Instructions for the task ▸ The records below are to be duplicated character for character.

Data to process ▸
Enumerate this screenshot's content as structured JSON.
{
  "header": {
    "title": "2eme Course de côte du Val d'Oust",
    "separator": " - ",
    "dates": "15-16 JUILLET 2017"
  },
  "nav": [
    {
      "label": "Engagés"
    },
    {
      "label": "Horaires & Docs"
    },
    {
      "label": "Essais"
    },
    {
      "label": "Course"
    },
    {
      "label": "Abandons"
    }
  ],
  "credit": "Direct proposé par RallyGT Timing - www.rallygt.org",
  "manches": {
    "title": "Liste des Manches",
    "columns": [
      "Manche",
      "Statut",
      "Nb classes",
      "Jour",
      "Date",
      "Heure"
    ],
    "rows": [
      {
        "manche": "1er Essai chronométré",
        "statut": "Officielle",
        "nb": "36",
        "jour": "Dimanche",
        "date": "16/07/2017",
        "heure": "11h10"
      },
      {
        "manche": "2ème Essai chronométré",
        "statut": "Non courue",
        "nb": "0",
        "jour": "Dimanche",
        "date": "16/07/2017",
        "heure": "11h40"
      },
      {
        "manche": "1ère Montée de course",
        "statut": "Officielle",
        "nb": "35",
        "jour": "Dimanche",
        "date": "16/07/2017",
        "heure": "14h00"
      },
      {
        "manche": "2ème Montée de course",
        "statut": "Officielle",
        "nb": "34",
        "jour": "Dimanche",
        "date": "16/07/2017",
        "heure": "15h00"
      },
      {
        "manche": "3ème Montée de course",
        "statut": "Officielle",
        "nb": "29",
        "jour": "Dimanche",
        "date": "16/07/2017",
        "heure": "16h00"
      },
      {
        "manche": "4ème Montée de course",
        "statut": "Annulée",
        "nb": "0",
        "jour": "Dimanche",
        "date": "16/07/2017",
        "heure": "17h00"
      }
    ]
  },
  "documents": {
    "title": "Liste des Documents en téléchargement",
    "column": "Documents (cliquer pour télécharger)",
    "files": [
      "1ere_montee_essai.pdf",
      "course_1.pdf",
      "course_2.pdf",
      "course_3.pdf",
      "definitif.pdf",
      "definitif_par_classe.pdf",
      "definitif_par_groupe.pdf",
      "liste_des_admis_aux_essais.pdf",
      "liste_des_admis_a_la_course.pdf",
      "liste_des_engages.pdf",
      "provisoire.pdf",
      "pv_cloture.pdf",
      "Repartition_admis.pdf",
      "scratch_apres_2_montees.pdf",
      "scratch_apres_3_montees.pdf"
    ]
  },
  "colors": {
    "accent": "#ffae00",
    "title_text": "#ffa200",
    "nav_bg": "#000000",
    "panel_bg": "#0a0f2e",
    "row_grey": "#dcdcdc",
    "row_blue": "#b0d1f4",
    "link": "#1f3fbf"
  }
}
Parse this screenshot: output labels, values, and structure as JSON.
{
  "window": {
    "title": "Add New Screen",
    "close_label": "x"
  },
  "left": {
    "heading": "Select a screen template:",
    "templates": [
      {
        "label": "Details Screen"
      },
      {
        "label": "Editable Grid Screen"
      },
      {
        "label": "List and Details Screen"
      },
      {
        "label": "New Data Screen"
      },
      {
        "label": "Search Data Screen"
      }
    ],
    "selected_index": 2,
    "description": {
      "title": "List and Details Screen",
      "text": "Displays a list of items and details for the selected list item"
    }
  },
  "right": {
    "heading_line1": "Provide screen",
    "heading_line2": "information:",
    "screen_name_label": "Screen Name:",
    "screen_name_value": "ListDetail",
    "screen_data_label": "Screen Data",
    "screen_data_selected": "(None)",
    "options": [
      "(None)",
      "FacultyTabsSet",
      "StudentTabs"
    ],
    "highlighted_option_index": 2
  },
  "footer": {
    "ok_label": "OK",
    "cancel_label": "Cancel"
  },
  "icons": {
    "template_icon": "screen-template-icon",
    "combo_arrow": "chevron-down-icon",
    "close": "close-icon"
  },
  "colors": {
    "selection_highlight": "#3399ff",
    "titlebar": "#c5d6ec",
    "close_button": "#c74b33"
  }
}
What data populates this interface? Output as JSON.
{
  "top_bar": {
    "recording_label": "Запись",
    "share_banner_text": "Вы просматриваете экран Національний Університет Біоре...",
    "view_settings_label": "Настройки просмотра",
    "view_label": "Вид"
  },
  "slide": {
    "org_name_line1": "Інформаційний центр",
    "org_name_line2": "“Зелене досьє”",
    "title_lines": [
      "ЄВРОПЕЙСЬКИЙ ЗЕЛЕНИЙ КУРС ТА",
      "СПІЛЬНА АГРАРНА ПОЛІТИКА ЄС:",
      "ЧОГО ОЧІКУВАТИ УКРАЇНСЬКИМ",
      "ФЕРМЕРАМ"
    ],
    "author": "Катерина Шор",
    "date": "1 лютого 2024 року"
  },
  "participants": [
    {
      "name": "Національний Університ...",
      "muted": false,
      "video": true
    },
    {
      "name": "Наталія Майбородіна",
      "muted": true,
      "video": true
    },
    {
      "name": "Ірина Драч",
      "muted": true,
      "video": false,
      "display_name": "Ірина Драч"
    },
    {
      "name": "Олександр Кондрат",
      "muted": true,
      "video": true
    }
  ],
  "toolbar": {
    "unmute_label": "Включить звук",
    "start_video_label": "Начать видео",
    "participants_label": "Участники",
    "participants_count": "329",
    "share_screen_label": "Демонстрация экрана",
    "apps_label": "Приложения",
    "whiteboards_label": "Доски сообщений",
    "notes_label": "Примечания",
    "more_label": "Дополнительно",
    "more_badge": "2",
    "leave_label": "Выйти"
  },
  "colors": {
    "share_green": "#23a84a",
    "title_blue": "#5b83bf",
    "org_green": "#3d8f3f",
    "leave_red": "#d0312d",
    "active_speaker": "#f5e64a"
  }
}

Task response ▸
Enumerate this screenshot's content as structured JSON.
{
  "header": {
    "title": "2eme Course de côte du Val d'Oust",
    "separator": " - ",
    "dates": "15-16 JUILLET 2017"
  },
  "nav": [
    {
      "label": "Engagés"
    },
    {
      "label": "Horaires & Docs"
    },
    {
      "label": "Essais"
    },
    {
      "label": "Course"
    },
    {
      "label": "Abandons"
    }
  ],
  "credit": "Direct proposé par RallyGT Timing - www.rallygt.org",
  "manches": {
    "title": "Liste des Manches",
    "columns": [
      "Manche",
      "Statut",
      "Nb classes",
      "Jour",
      "Date",
      "Heure"
    ],
    "rows": [
      {
        "manche": "1er Essai chronométré",
        "statut": "Officielle",
        "nb": "36",
        "jour": "Dimanche",
        "date": "16/07/2017",
        "heure": "11h10"
      },
      {
        "manche": "2ème Essai chronométré",
        "statut": "Non courue",
        "nb": "0",
        "jour": "Dimanche",
        "date": "16/07/2017",
        "heure": "11h40"
      },
      {
        "manche": "1ère Montée de course",
        "statut": "Officielle",
        "nb": "35",
        "jour": "Dimanche",
        "date": "16/07/2017",
        "heure": "14h00"
      },
      {
        "manche": "2ème Montée de course",
        "statut": "Officielle",
        "nb": "34",
        "jour": "Dimanche",
        "date": "16/07/2017",
        "heure": "15h00"
      },
      {
        "manche": "3ème Montée de course",
        "statut": "Officielle",
        "nb": "29",
        "jour": "Dimanche",
        "date": "16/07/2017",
        "heure": "16h00"
      },
      {
        "manche": "4ème Montée de course",
        "statut": "Annulée",
        "nb": "0",
        "jour": "Dimanche",
        "date": "16/07/2017",
        "heure": "17h00"
      }
    ]
  },
  "documents": {
    "title": "Liste des Documents en téléchargement",
    "column": "Documents (cliquer pour télécharger)",
    "files": [
      "1ere_montee_essai.pdf",
      "course_1.pdf",
      "course_2.pdf",
      "course_3.pdf",
      "definitif.pdf",
      "definitif_par_classe.pdf",
      "definitif_par_groupe.pdf",
      "liste_des_admis_aux_essais.pdf",
      "liste_des_admis_a_la_course.pdf",
      "liste_des_engages.pdf",
      "provisoire.pdf",
      "pv_cloture.pdf",
      "Repartition_admis.pdf",
      "scratch_apres_2_montees.pdf",
      "scratch_apres_3_montees.pdf"
    ]
  },
  "colors": {
    "accent": "#ffae00",
    "title_text": "#ffa200",
    "nav_bg": "#000000",
    "panel_bg": "#0a0f2e",
    "row_grey": "#dcdcdc",
    "row_blue": "#b0d1f4",
    "link": "#1f3fbf"
  }
}
Parse this screenshot: output labels, values, and structure as JSON.
{
  "window": {
    "title": "Add New Screen",
    "close_label": "x"
  },
  "left": {
    "heading": "Select a screen template:",
    "templates": [
      {
        "label": "Details Screen"
      },
      {
        "label": "Editable Grid Screen"
      },
      {
        "label": "List and Details Screen"
      },
      {
        "label": "New Data Screen"
      },
      {
        "label": "Search Data Screen"
      }
    ],
    "selected_index": 2,
    "description": {
      "title": "List and Details Screen",
      "text": "Displays a list of items and details for the selected list item"
    }
  },
  "right": {
    "heading_line1": "Provide screen",
    "heading_line2": "information:",
    "screen_name_label": "Screen Name:",
    "screen_name_value": "ListDetail",
    "screen_data_label": "Screen Data",
    "screen_data_selected": "(None)",
    "options": [
      "(None)",
      "FacultyTabsSet",
      "StudentTabs"
    ],
    "highlighted_option_index": 2
  },
  "footer": {
    "ok_label": "OK",
    "cancel_label": "Cancel"
  },
  "icons": {
    "template_icon": "screen-template-icon",
    "combo_arrow": "chevron-down-icon",
    "close": "close-icon"
  },
  "colors": {
    "selection_highlight": "#3399ff",
    "titlebar": "#c5d6ec",
    "close_button": "#c74b33"
  }
}
What data populates this interface? Output as JSON.
{
  "top_bar": {
    "recording_label": "Запись",
    "share_banner_text": "Вы просматриваете экран Національний Університет Біоре...",
    "view_settings_label": "Настройки просмотра",
    "view_label": "Вид"
  },
  "slide": {
    "org_name_line1": "Інформаційний центр",
    "org_name_line2": "“Зелене досьє”",
    "title_lines": [
      "ЄВРОПЕЙСЬКИЙ ЗЕЛЕНИЙ КУРС ТА",
      "СПІЛЬНА АГРАРНА ПОЛІТИКА ЄС:",
      "ЧОГО ОЧІКУВАТИ УКРАЇНСЬКИМ",
      "ФЕРМЕРАМ"
    ],
    "author": "Катерина Шор",
    "date": "1 лютого 2024 року"
  },
  "participants": [
    {
      "name": "Національний Університ...",
      "muted": false,
      "video": true
    },
    {
      "name": "Наталія Майбородіна",
      "muted": true,
      "video": true
    },
    {
      "name": "Ірина Драч",
      "muted": true,
      "video": false,
      "display_name": "Ірина Драч"
    },
    {
      "name": "Олександр Кондрат",
      "muted": true,
      "video": true
    }
  ],
  "toolbar": {
    "unmute_label": "Включить звук",
    "start_video_label": "Начать видео",
    "participants_label": "Участники",
    "participants_count": "329",
    "share_screen_label": "Демонстрация экрана",
    "apps_label": "Приложения",
    "whiteboards_label": "Доски сообщений",
    "notes_label": "Примечания",
    "more_label": "Дополнительно",
    "more_badge": "2",
    "leave_label": "Выйти"
  },
  "colors": {
    "share_green": "#23a84a",
    "title_blue": "#5b83bf",
    "org_green": "#3d8f3f",
    "leave_red": "#d0312d",
    "active_speaker": "#f5e64a"
  }
}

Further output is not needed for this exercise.